Regular teaching and training in plexus anaesthesia and continuous audit of services provided contribute to continuous development of the service and further strengthen patient care. Ongoing training in new techniques and equipment should be provided.
Day case hand and wrist surgery is an important area of development in the push for greater numbers of day case procedures. Anaesthetic technique and education and training of staff play important roles, but the setup of services is equally important to facilitate an efficient and productive service.
- Castoro C, Bertinato L, Baccaglini U, et al. World Health Organisation on Behalf of the European Observatory on Health Systems and Policies. Policy brief. Day surgery: making it happen. Accessed January 4, 2023.
- National Health Service, Getting it right the first National Day Surgery Delivery Pack. Accessed January 4, 2023. https:// www.gettingitrightfirsttime.co.uk/wp-content/uploads/2020/10/National-Day-Surgery-Delivery-Pack_Sept2020_final.pdf
- The Royal College of Guidelines for the provision of anaesthesia services. Chapter 6: guidelines for the pro- vision of anaesthesia services for day surgery 2021. Accessed January 4, 2023. https://rcoa.ac.uk/gpas/chapter- 6#introduction
- Chan VWS, Peng PWH, Kaszas Z, et A comparative study of general anesthesia, intravenous regional anesthesia, and axillary block for outpatient hand surgery: clinical outcome and cost analysis. Anesth Analg. 2001;93:1181-1184.
- Hadzic A, Arliss J, Kerimoglu B et A comparison of infraclavicular nerve block versus general anesthesia for hand and wrist day-case surgeries. Anesthesiology. 2004;101:127-132.

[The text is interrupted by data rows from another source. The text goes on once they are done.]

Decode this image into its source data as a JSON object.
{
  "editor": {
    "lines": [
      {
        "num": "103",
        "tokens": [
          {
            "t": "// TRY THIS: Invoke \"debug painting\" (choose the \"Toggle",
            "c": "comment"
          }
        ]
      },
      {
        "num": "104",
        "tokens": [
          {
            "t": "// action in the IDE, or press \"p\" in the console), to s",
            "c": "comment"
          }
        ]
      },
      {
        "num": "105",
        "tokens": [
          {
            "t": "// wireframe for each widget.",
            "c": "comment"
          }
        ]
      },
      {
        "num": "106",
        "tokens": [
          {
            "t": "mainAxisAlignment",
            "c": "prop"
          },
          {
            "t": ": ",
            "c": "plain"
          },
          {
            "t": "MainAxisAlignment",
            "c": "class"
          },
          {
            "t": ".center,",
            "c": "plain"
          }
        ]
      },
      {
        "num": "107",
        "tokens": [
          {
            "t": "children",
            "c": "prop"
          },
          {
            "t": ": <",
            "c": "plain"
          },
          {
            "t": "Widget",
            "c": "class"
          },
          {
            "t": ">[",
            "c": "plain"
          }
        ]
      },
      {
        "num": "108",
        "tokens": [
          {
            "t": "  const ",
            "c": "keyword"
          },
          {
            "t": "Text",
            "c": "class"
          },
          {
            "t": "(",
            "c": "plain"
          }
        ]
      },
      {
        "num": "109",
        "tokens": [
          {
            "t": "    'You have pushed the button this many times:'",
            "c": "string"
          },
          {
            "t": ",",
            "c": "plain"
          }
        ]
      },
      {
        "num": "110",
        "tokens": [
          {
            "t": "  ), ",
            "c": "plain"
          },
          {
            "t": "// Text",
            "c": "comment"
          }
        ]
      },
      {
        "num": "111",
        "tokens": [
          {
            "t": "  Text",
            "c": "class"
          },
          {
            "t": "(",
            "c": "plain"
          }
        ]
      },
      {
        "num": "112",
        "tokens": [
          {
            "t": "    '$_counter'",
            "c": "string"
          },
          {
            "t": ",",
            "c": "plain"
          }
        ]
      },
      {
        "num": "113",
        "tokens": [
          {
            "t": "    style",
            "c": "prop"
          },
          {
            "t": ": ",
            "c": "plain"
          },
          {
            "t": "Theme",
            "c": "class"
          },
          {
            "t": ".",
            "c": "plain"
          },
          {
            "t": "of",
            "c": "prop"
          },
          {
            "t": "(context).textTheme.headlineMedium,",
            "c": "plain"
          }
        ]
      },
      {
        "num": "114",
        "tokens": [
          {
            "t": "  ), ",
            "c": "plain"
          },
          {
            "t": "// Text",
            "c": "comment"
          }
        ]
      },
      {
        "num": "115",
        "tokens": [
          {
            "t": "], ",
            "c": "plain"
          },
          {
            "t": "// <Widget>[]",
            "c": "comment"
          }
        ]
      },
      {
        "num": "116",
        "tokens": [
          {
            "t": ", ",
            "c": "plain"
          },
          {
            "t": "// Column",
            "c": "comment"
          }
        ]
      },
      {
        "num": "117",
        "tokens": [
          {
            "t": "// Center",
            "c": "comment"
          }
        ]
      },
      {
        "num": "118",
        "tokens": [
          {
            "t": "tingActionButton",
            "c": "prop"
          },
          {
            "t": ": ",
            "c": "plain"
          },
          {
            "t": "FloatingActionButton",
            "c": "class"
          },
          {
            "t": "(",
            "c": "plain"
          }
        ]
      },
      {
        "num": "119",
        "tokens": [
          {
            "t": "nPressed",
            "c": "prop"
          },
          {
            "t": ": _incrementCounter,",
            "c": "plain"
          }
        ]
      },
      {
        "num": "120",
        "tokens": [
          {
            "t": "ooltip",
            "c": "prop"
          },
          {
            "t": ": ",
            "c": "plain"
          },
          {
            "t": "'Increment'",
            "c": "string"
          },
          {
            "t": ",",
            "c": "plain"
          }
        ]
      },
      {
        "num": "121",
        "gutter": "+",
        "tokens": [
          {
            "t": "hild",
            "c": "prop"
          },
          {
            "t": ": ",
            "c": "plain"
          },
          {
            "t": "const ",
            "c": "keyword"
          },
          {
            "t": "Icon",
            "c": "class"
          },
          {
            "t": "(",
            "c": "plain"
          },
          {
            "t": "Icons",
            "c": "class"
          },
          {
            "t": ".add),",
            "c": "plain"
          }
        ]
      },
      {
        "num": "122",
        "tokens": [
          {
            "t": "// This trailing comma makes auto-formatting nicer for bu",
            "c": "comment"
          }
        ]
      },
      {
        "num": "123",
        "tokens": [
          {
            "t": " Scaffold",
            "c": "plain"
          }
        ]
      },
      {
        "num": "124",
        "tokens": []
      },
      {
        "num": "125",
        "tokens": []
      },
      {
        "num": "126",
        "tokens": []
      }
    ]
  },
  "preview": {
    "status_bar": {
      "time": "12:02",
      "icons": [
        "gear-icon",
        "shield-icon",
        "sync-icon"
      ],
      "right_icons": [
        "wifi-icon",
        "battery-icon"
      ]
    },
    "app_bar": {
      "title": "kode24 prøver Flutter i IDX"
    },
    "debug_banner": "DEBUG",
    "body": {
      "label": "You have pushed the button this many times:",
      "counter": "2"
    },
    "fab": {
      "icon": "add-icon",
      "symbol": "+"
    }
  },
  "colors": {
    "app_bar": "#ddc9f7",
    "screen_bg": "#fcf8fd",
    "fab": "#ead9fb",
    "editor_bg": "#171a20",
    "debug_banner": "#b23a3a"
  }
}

- D’Alessio JG, Rosenblum M, Shea KP, et A retrospective comparison of interscalene block and general anesthesia for ambulatory shoulder arthroscopy. Reg Anesth. 1995;20:62-68.
- Brown AR, Weiss R, Greenberg C, et Interscalene block for shoulder arthroscopy: comparison with general anesthesia. Arthroscopy. 1993;9:295-300.
- Abrahams MS, Aziz MF, Fu RF, et Ultrasound guidance compared with electrical neurostimulation for peripheral nerve block: a systematic review and meta-analysis of randomized controlled trials. Br J Anaesth. 2009;102(3):408-417.
- Desai N, Kirkham KR, Albrecht Local anaesthetic adjuncts for peripheral regional anaesthesia: a narrative review. Anaesthesia. 2021;76:100-109.
- Feigl G, Aichner E, Mattersberger C, et al. Ultrasound-guided anterior approach to the axillary and intercostobrachial nerves in the axillary fossa: an anatomical investigation. Br J Anaesth. 2018;121:883-889.
- Sheikh ZI, Searle A, Townsley P, Radhakrishnan L. A novel block technique to improve tourniquet tolerance in day case distal hand surgery. Int J Periop Ultrasound Appl Technol. 2014;3:22-24.
- Stav A, Reytman L, Stav MY, et al. Comparison of the supraclavicular, infraclavicular and axillary approaches for ultra- sound-guided brachial plexus block for surgical anesthesia. Rambam Maimonides Med J. 2016;7:e0013.
- Pack E, Smith M. ATOTW 441. Regional anaesthesia for awake hand surgery: block failure and troubleshooting issues. Accessed January 4, 2023. https://resources.wfsahq.org/atotw/regional-anaesthesia-for-awake-hand-surgery-block-fail ure-and-troubleshooting-issues/
- Alaterre C, Duceau B, Sung Tsai E, et Virtual Reality for Peripheral Regional Anesthesia (VR-PERLA study). J Clin Med. 2020;9:215.
- Huang YC, Hsu CJ, Renn JH, et WALANT for distal radius fracture: open reduction with plating fixation via wide-awake local anesthesia with no tourniquet. J Orthop Res. 2018;13:195.
- Klein AA, Meek T, Allcock E, et Recommendations for standards of monitoring during anaesthesia during anaesthesia and recovery 2021. Guidelines from the Association of Anaesthetists. Anaesthesia. 2021;76:1212-1223.